▶ Activity: Although the entries contain pictures, your copy should hold only their exact text.
== Segment start ==
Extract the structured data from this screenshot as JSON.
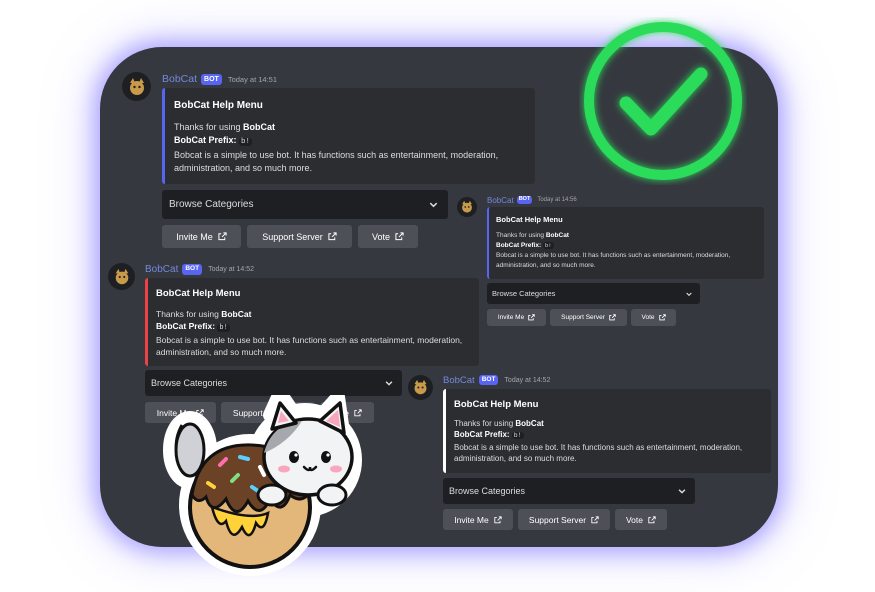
{
  "bot": {
    "name": "BobCat",
    "tag": "BOT"
  },
  "messages": [
    {
      "timestamp": "Today at 14:51"
    },
    {
      "timestamp": "Today at 14:56"
    },
    {
      "timestamp": "Today at 14:52"
    },
    {
      "timestamp": "Today at 14:52"
    }
  ],
  "embed": {
    "title": "BobCat Help Menu",
    "thanks_prefix": "Thanks for using ",
    "thanks_name": "BobCat",
    "prefix_label": "BobCat Prefix:",
    "prefix_value": "b!",
    "description": "Bobcat is a simple to use bot. It has functions such as entertainment, moderation, administration, and so much more."
  },
  "select": {
    "placeholder": "Browse Categories"
  },
  "buttons": {
    "invite": "Invite Me",
    "support": "Support Server",
    "vote": "Vote"
  },
  "colors": {
    "background": "#36383f",
    "embed_bar_1": "#5865f2",
    "embed_bar_2": "#5865f2",
    "embed_bar_3": "#ed4245",
    "embed_bar_4": "#ffffff",
    "check": "#2bdc5a",
    "username": "#7289da"
  },
  "icons": {
    "select": "chevron-down-icon",
    "buttons": "external-link-icon",
    "badge": "check-icon",
    "sticker": "cat-donut-icon"
  }
}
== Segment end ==
▶ Response area:
Extract the structured data from this screenshot as JSON.
{
  "bot": {
    "name": "BobCat",
    "tag": "BOT"
  },
  "messages": [
    {
      "timestamp": "Today at 14:51"
    },
    {
      "timestamp": "Today at 14:56"
    },
    {
      "timestamp": "Today at 14:52"
    },
    {
      "timestamp": "Today at 14:52"
    }
  ],
  "embed": {
    "title": "BobCat Help Menu",
    "thanks_prefix": "Thanks for using ",
    "thanks_name": "BobCat",
    "prefix_label": "BobCat Prefix:",
    "prefix_value": "b!",
    "description": "Bobcat is a simple to use bot. It has functions such as entertainment, moderation, administration, and so much more."
  },
  "select": {
    "placeholder": "Browse Categories"
  },
  "buttons": {
    "invite": "Invite Me",
    "support": "Support Server",
    "vote": "Vote"
  },
  "colors": {
    "background": "#36383f",
    "embed_bar_1": "#5865f2",
    "embed_bar_2": "#5865f2",
    "embed_bar_3": "#ed4245",
    "embed_bar_4": "#ffffff",
    "check": "#2bdc5a",
    "username": "#7289da"
  },
  "icons": {
    "select": "chevron-down-icon",
    "buttons": "external-link-icon",
    "badge": "check-icon",
    "sticker": "cat-donut-icon"
  }
}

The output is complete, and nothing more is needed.